Records:
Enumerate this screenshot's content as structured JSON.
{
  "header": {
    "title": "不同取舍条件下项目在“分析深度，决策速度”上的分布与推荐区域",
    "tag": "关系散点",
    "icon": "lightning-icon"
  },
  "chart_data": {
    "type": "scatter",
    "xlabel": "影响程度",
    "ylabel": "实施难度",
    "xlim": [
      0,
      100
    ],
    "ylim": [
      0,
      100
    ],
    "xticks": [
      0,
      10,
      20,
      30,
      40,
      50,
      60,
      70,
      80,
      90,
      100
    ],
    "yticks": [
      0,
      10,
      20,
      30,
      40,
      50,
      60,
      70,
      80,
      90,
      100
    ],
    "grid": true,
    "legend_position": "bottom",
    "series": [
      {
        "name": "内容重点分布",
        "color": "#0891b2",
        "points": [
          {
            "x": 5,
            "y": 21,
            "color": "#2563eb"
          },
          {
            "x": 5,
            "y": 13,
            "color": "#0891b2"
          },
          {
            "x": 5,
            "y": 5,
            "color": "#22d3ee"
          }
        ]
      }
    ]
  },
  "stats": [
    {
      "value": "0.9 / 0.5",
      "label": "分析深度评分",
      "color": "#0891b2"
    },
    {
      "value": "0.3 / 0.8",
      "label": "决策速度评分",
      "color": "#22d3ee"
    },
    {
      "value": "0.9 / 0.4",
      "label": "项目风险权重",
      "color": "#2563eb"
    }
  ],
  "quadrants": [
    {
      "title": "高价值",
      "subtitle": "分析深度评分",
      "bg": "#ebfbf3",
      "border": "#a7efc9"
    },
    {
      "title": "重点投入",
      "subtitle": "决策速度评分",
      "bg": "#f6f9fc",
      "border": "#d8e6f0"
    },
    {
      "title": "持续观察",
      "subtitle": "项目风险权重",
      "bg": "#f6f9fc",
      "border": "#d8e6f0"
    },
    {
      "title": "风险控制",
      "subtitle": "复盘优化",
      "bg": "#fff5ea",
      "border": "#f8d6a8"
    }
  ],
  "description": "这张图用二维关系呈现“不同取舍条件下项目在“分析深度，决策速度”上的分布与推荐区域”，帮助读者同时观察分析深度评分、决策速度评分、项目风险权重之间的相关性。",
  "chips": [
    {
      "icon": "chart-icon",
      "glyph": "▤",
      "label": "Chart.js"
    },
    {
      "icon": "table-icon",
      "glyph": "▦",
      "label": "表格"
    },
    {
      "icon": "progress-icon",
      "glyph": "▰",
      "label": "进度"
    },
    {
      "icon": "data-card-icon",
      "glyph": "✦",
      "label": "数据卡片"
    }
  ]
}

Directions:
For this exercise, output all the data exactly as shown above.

Reply to the exercise:
Enumerate this screenshot's content as structured JSON.
{
  "header": {
    "title": "不同取舍条件下项目在“分析深度，决策速度”上的分布与推荐区域",
    "tag": "关系散点",
    "icon": "lightning-icon"
  },
  "chart_data": {
    "type": "scatter",
    "xlabel": "影响程度",
    "ylabel": "实施难度",
    "xlim": [
      0,
      100
    ],
    "ylim": [
      0,
      100
    ],
    "xticks": [
      0,
      10,
      20,
      30,
      40,
      50,
      60,
      70,
      80,
      90,
      100
    ],
    "yticks": [
      0,
      10,
      20,
      30,
      40,
      50,
      60,
      70,
      80,
      90,
      100
    ],
    "grid": true,
    "legend_position": "bottom",
    "series": [
      {
        "name": "内容重点分布",
        "color": "#0891b2",
        "points": [
          {
            "x": 5,
            "y": 21,
            "color": "#2563eb"
          },
          {
            "x": 5,
            "y": 13,
            "color": "#0891b2"
          },
          {
            "x": 5,
            "y": 5,
            "color": "#22d3ee"
          }
        ]
      }
    ]
  },
  "stats": [
    {
      "value": "0.9 / 0.5",
      "label": "分析深度评分",
      "color": "#0891b2"
    },
    {
      "value": "0.3 / 0.8",
      "label": "决策速度评分",
      "color": "#22d3ee"
    },
    {
      "value": "0.9 / 0.4",
      "label": "项目风险权重",
      "color": "#2563eb"
    }
  ],
  "quadrants": [
    {
      "title": "高价值",
      "subtitle": "分析深度评分",
      "bg": "#ebfbf3",
      "border": "#a7efc9"
    },
    {
      "title": "重点投入",
      "subtitle": "决策速度评分",
      "bg": "#f6f9fc",
      "border": "#d8e6f0"
    },
    {
      "title": "持续观察",
      "subtitle": "项目风险权重",
      "bg": "#f6f9fc",
      "border": "#d8e6f0"
    },
    {
      "title": "风险控制",
      "subtitle": "复盘优化",
      "bg": "#fff5ea",
      "border": "#f8d6a8"
    }
  ],
  "description": "这张图用二维关系呈现“不同取舍条件下项目在“分析深度，决策速度”上的分布与推荐区域”，帮助读者同时观察分析深度评分、决策速度评分、项目风险权重之间的相关性。",
  "chips": [
    {
      "icon": "chart-icon",
      "glyph": "▤",
      "label": "Chart.js"
    },
    {
      "icon": "table-icon",
      "glyph": "▦",
      "label": "表格"
    },
    {
      "icon": "progress-icon",
      "glyph": "▰",
      "label": "进度"
    },
    {
      "icon": "data-card-icon",
      "glyph": "✦",
      "label": "数据卡片"
    }
  ]
}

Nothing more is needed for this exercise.